Please print the data that follows, keeping every line exact.

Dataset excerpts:
▼

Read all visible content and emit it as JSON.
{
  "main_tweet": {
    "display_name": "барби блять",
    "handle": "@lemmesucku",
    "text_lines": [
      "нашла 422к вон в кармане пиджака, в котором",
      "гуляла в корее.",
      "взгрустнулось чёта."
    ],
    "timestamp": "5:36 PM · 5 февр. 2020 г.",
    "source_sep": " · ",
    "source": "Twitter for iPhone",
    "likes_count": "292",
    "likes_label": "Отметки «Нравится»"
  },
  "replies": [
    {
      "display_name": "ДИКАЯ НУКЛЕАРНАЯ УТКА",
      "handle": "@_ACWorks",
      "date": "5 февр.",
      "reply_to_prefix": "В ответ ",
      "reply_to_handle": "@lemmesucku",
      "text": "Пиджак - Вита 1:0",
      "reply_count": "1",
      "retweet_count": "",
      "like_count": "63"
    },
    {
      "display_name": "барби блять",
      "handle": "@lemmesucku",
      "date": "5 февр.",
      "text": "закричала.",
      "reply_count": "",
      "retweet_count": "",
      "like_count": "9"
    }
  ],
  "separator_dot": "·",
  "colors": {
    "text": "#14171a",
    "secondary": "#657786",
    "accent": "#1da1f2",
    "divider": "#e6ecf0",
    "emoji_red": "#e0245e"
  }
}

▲

Task result:
Read all visible content and emit it as JSON.
{
  "main_tweet": {
    "display_name": "барби блять",
    "handle": "@lemmesucku",
    "text_lines": [
      "нашла 422к вон в кармане пиджака, в котором",
      "гуляла в корее.",
      "взгрустнулось чёта."
    ],
    "timestamp": "5:36 PM · 5 февр. 2020 г.",
    "source_sep": " · ",
    "source": "Twitter for iPhone",
    "likes_count": "292",
    "likes_label": "Отметки «Нравится»"
  },
  "replies": [
    {
      "display_name": "ДИКАЯ НУКЛЕАРНАЯ УТКА",
      "handle": "@_ACWorks",
      "date": "5 февр.",
      "reply_to_prefix": "В ответ ",
      "reply_to_handle": "@lemmesucku",
      "text": "Пиджак - Вита 1:0",
      "reply_count": "1",
      "retweet_count": "",
      "like_count": "63"
    },
    {
      "display_name": "барби блять",
      "handle": "@lemmesucku",
      "date": "5 февр.",
      "text": "закричала.",
      "reply_count": "",
      "retweet_count": "",
      "like_count": "9"
    }
  ],
  "separator_dot": "·",
  "colors": {
    "text": "#14171a",
    "secondary": "#657786",
    "accent": "#1da1f2",
    "divider": "#e6ecf0",
    "emoji_red": "#e0245e"
  }
}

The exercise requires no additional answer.